The Apartheid Museum is located in Johannesburg and one of the main reasons why I wanted to add Joburg to my itinerary (and definitely worth it!) The term “apartheid” derives from Dutch and means separateness. Basically, apartheid propagated the idea that people not of European descent were sub-human, and it stifled the culture, education, and ambition of other races, most severely that of the Blacks. Apartheid policies were implemented in 1948 when the Afrikaner-dominated National Party took control of the government under D.F. Malan. People were classified into the racial groups of White, Black, Colored, and Indian. Segregation became the norm, and Blacks were even stripped of their citizenship. Hendrik Frensch Verwoerd is considered the most influential politician in the growth of apartheid, called it the “policy of good neighborliness.” There is a lot to know about apartheid, and I spent about 3 ½ hours in the museum, so I don’t think I can get into all of the specifics here! I walked away from the museum drained because of the amount of information and the weightiness of the topic, but it is a fantastic museum. The remnants of apartheid can still be felt today. Apartheid was dismantled from 1990-1993, culminating in the elections of 1994 when Nelson Mandela was elected president.
Hector Pieterson Museum
This museum was a surprise addition that we didn’t know what included in our tour of Soweto, but incredibly interesting and informative. It basically tells the story of the June 16, 1976 student uprising in Soweto and is named after a 13-year-old boy who was sadly the first student to lose his life during that day. These protests erupted because of the government’s policy to enforce education in Afrikaans rather than English. Police opened fire in Orlando West on 10,000 students, and 566 people died. After this event, economic and cultural sanctions were placed on South Africa from abroad in protests to their apartheid policies. Soweto and other townships became the stage for violent state repression. There was a poem in the museum that touched me the most and captured for me most beautifully the impact of this event.

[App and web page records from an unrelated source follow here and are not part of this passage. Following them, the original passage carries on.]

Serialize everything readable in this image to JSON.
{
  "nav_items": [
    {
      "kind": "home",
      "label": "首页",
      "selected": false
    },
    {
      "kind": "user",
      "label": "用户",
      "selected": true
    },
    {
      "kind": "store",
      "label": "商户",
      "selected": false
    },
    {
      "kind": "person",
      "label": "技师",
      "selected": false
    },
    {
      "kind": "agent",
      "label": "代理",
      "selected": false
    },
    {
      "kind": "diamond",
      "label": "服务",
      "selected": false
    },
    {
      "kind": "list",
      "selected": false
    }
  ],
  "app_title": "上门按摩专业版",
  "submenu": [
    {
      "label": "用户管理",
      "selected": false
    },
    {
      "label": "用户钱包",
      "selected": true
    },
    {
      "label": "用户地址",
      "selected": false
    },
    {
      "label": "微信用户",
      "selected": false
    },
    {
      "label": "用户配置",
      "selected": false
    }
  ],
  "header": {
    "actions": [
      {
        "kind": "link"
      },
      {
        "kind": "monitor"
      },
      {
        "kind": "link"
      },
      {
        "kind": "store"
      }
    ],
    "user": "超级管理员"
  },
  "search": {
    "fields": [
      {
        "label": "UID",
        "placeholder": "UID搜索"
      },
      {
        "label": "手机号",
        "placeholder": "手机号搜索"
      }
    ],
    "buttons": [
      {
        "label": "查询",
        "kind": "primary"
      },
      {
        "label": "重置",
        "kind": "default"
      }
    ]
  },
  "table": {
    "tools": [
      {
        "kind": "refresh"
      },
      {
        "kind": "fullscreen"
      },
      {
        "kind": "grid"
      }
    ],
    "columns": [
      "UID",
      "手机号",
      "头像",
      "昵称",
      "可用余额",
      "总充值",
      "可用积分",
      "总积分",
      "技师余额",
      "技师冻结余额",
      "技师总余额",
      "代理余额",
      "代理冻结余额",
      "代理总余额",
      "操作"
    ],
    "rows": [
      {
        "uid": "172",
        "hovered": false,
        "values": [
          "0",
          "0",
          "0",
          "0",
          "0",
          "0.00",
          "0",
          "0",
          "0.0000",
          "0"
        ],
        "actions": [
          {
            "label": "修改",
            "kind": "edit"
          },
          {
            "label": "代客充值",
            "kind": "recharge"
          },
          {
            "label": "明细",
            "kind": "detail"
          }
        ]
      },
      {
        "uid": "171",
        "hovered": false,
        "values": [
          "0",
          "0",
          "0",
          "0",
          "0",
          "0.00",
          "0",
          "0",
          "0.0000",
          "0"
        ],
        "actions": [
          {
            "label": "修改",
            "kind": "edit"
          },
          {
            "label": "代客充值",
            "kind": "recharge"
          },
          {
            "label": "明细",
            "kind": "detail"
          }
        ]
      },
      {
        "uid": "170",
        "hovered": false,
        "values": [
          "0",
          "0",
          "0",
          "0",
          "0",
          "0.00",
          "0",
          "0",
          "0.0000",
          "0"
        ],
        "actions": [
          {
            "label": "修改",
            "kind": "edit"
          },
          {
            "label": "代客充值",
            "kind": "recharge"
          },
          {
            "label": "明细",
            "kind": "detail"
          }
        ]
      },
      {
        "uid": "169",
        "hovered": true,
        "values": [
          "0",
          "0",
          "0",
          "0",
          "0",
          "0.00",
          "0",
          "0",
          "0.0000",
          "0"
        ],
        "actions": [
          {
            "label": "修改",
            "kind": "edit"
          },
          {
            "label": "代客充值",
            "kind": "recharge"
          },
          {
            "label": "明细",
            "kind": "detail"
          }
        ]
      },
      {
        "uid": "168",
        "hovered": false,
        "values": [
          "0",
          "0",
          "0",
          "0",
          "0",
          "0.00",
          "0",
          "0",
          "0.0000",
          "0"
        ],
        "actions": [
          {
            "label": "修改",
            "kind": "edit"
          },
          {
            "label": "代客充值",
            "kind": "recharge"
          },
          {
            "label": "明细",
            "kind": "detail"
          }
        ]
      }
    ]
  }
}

A bullet burnt
Into soft dark flesh
A child fell
To stain the earth
He was the first victim
Let grieving the willows
Mark the spot
Let nature raise a monument
Of flowers and trees
Lest we forget the foul and the wicked deed
-Don Mattera, 1976, Azanian Love Song
Soweto is not a museum, but is instead home to approximately 1 million people in Johannesburg. The largest township in South Africa, it still reflects the racial policies of the apartheid government. Townships in South Africa were formed as a way to force Africans out of the city centers. Soweto is a group of townships south west of Johannesburg (Soweto is an abbreviation of SOuth WEstern TOwnships). Soweto is also the only place in the world where two Nobel Prize winners grew up on the same street—Nelson Mandela and Archbishop Desmond Tutu. I think this is a true testament to the human spirit that even those who grow up under policies meant to oppress them can fight for their own rights, then go on to lead their country based on policies of unification and forgiveness. What really interested me about Soweto, though, is how nice a lot of it is. There is definitely an emerging black middle class, and many of the streets and houses in Soweto looked like a suburb out of the U.S. Of course, the disparity between the way that many white South Africans life and the way that black South Africans live is still really great. There are also shantytown portions (informal settlements), where there is much poverty, but Soweto is definitely an emerging place, full of culture, and hope and optimism for the future. From what I saw of Soweto, I really liked it. People were walking around and there seemed to be more of vibrancy in this community than the walled-in, guarded homes that are so common in Johannesburg and the country.
I recently read a book called Khayelitsha about a white South African journalist who moved into the largest township in Cape Town called Khayelitsha. Basically, there are no white people in townships, so it was interesting to read about his experiences living there for 2 years. He had to confront his own prejudices as a white South African, but enjoyed living there and became a part of the community, learning in the process that much of the fear and paranoia many in South Africa experience is more made in their heads than actual reality (although there is a lot of crime in townships and elsewhere because there is so much desperation, don’t get me wrong).
There are so many museums and books about South Africa and its recent history and the apartheid past. It is nice to know that the country is confronting its issues and not forgetting about them. Hopefully the problems of the past will stay there and South Africa can move into a brighter future. I think that it is well on its way.